They are not people and China’s threat continues
However, the ramp-up of full-throttle production also brings problems for suppliers – there is a lack of people. “We ourselves are now facing a period when we have to switch from three-shift operations to non-stop modes. The same is the case with our suppliers. After the covid period, many suppliers reduced shifts and suddenly they have to solve how to produce the required volume as quickly as possible,” adds Novák.
The automotive industry also seems to have banished the biggest current threat – EURO 7. “Eight countries believe and are lobbying for this standard to be changed and there are several modifications. One is the postponement of this standard, then there are also the technical parameters.
But while European automakers are exhausting themselves with the fight against covid, parts shortages, the energy crisis and European laws, giant competition is growing for them in China. According to the latest figures, China has become the largest car manufacturer in the world and is increasingly establishing itself on the old continent as well.
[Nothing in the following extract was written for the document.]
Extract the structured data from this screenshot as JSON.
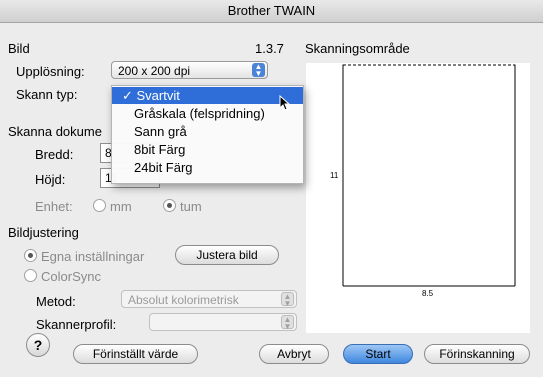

According to a recent analysis by Allianz, within a few years, affordable Chinese cars could take seven billion euros (163.5 billion crowns) from the European market annually. And specifically, Chinese competition could deprive the Czech economy of 0.4 percent of the gross domestic product.
Chinese production in Europe? There are more clues
“It’s definitely a huge threat. Everyone in the car industry takes this very seriously. We have to say that China was very visionary in seeing the huge potential in electromobility. Various government programs were signed up there, and today they are able to produce a high-quality car at a lower price. For us, this is clearly the number one threat at the moment,” says Novák, adding that at the moment it is a matter of moving the production of Chinese companies to Europe, which would facilitate expansion.
“If we look back, it was the same with Japanese cars. First they were imported and then they established themselves by creating their own factories here and starting to produce in Europe,” adds Novák and says that there are already initial indications that Chinese investments should come soon.
A program in which Zuzana Hodková and a permanent team of experts will discuss the behind-the-scenes of the business. These insiders will describe what topics are alive in industry, food, reality, startups, finance, energy or the automotive industry, and explain the key moments and connections.
Insiders are this group of bosses:
- Tomas Kolar from Linet
- Petr Palička from the real estate division of Penta
- Petr Novak from the automotive division of JTEKT
- Tomas Spurny from Monet Money Bank
- Ondrej Fryc z Reflex Capital
- Martin Durčák from ČEPS
- Milan Teplý z Madety
“I still believe in the European car industry. But Chinese automakers have a huge advantage in the supply chain. Forty percent of the car’s value is the battery, and the world’s two largest manufacturers are from China. Another factor that speaks to them is digitization. When we look at the cars that they are able to offer, we have to admit that they are really very far away,” adds Novák, adding that the labor force is significantly cheaper in the communist superpower.
Tariff and no incentives?
According to Novák, Europe should defend itself against Chinese brands. “Turkey has introduced a 40 percent tax on car imports from China. Whether to follow this path as the EU is being discussed. Today, however, Chinese cars imported into Europe are entitled to European incentives. I think that Europe lacks what the USA did, for example, which supported its industry,” adds Novák and suggests that the solution would be to remove incentives and impose tariffs on the import of cars from China.